14 Dec 2006 ‘Congressional Reform’ Proposal Would Regulate Ordinary Citizens More Harshly than K Street Lobbyists
Why is Joan Claybrook of Public Citizen going after the little guy? Will Nancy Pelosi — as expected — follow her lead?
The Free Speech Coalition has the details (emphasis is mine):
Public Citizen acknowledges it is helping craft legislation for Speaker-Elect Nancy Pelosi… The bill would treat communications to the general public more harshly under lobbying disclosure law than actual lobbying conducted by high-priced K Street lobbyists. The new legislation won’t be available until the next Congress convenes, but its model, H.R. 4682, would create unprecedented restrictions and penalties, potentially criminal, on the free exercise of First Amendment rights by citizens to speak, publish, associate and petition the government.
Says the Free Speech Coalition’s leader, Dick Dingman, in a press release today:
Public Citizen fails to disclose how the grassroots legislation would hurt citizen advocates and critics, protect big special interests and assist corruption in Washington. Public Citizen, with its eight-figure assets and multi-million dollar revenues, shows no shame in being less than honest about so-called ‘honest government’ legislation.

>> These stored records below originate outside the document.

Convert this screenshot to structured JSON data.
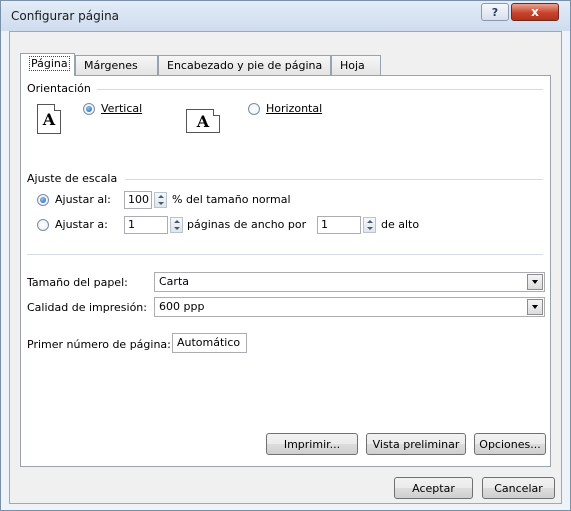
{
  "window": {
    "title": "Configurar página",
    "help_label": "?",
    "close_label": "x"
  },
  "tabs": [
    {
      "label": "Página",
      "active": true
    },
    {
      "label": "Márgenes",
      "active": false
    },
    {
      "label": "Encabezado y pie de página",
      "active": false
    },
    {
      "label": "Hoja",
      "active": false
    }
  ],
  "orientation": {
    "group_label": "Orientación",
    "portrait_label": "Vertical",
    "landscape_label": "Horizontal",
    "icon_letter": "A",
    "selected": "Vertical"
  },
  "scaling": {
    "group_label": "Ajuste de escala",
    "adjust_to_label": "Ajustar al:",
    "adjust_to_value": "100",
    "adjust_to_suffix": "% del tamaño normal",
    "fit_to_label": "Ajustar a:",
    "pages_wide_value": "1",
    "pages_wide_suffix": "páginas de ancho por",
    "pages_tall_value": "1",
    "pages_tall_suffix": "de alto",
    "selected": "Ajustar al:"
  },
  "paper": {
    "size_label": "Tamaño del papel:",
    "size_value": "Carta",
    "quality_label": "Calidad de impresión:",
    "quality_value": "600 ppp",
    "first_page_label": "Primer número de página:",
    "first_page_value": "Automático"
  },
  "buttons": {
    "print": "Imprimir...",
    "preview": "Vista preliminar",
    "options": "Opciones...",
    "ok": "Aceptar",
    "cancel": "Cancelar"
  },
  "colors": {
    "title_bar": "#d6e2f1",
    "close_button": "#c8442c"
  }
}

The Free Speech Coalition press release continues:
First Amendment lawyer and Co-Counsel for the Free Speech Coalition, William J. Olson, said, “The Public Citizen/Pelosi bill would allow corporations, unions and even foreign interests to spend literally hundreds of millions of dollars mobilizing their shareholders, officers, employees and members, yet hide those expenditures. On the flipside, their bill would require real citizen associations to essentially obtain Congress’s consent to communicate about important policy matters that impact on them. It’s not just the imbalance that is wrong; it’s a frontal attack on the First Amendment and political speech.””The grassroots legislation may be the most expansive and wrongly targeted regulation of First Amendment rights ever written,” added lawyer Mark Fitzgibbons. “We hope that Democrats who pledged reform when campaigning will target real corruption instead of the rights of citizens to participate in their democracy,” he concluded. Free Speech Coalition Co-Counsel, Mark Weinberg, expressed confidence that his fellow liberal Democrats will see the light and correct these inequities.

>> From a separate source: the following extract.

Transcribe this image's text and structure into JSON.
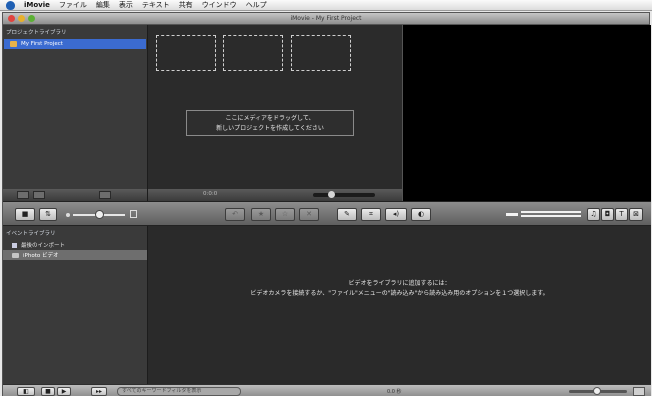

The National Center fought a proposal to regulate citizen communications with their elected representatives in the waning days of the last Democratic Congress. At the time, Congressional Democrats were trying to do something about the influence of talk radio hosts, which they (rightly) saw as an inconvenient impediment to their power in Washington. I also remember that issue as the one time I’ve ever been asked to be a guest on the Rush Limbaugh Show. We were leading an effort to alert talk radio hosts to the impact that legislation could have had on the public (for example, had it passed, an American family flying to visit DC could have been required to register as lobbyists if they also visited their Congressman and shared any opinion whatsoever with him, because the airfare incurred in traveling to DC would have met a supposed “lobbyist” test). Because the provisions affecting grassroots Americans had been written very subtly, I was asked to come on to explain how the bill would affect talk radio and ordinary Americans. Being a big ditto head (which I still am), I was really psyched, except I realized that no one had ever heard of me, and might not take my word for it that the bill really said what it did. So I called over to Tom DeLay’s office. We had only a few minutes’ notice, because I got the call after finishing a CNN broadcast that ended at noon, and Rush’s show was to start six minutes later. The CNN folks — liberal or not, the people in the headquarters tend to be extremely nice — knew what was up and the time pressure we were under, and volunteered me a room from which to make the calls (this is before everyone had cell phones). Tom DeLay was still a rank-and-file Congressman then, but he knew all about the bill and, unlike me, he was known to Limbaugh’s audience. The staffer told me Tom was on the floor (of the House, not his office), so I gave her the Limbaugh studio phone number, told her to run over to the floor, pull Tom off of it, and have him call Rush immediately to go right on the air. She did it — she must literally have run to have done it so fast. Tom came right off the floor and called Rush immediately, to lead off the show. It was a great interview. The phones lit up on Capitol Hill. It had a huge impact. Support for the ill-conceived proposal — which had been expected to pass — evaporated because of the Limbaugh listeners, the Mike Reagan listeners, the Gordon Liddy listeners, the Alan Keyes listeners, and the listeners of many other talk shows (this is, after all, 1993 — before most people had even heard of the Internet). It was one of those days when you really feel like it is worth it to be in the DC information-sharing (non-profit) “business,” because just getting the word to the American people had such an immediate and important impact.Unfortunately, though, even when we win here in Washington, the victories tend to be temporary. Those who would regulate ordinary citizens who merely want to talk to their government are at it again.
Now, at least, we have Internet communications to help us spread the word.
For more details about the Claybrook/Pelosi proposal, see a letter (PDF) the heads of 47 groups sent to Joan Claybrook today (disclosure: I’m one of the signers), and read the analysis that accompanies the letter. You also can visit the Free Speech Coalition’s website.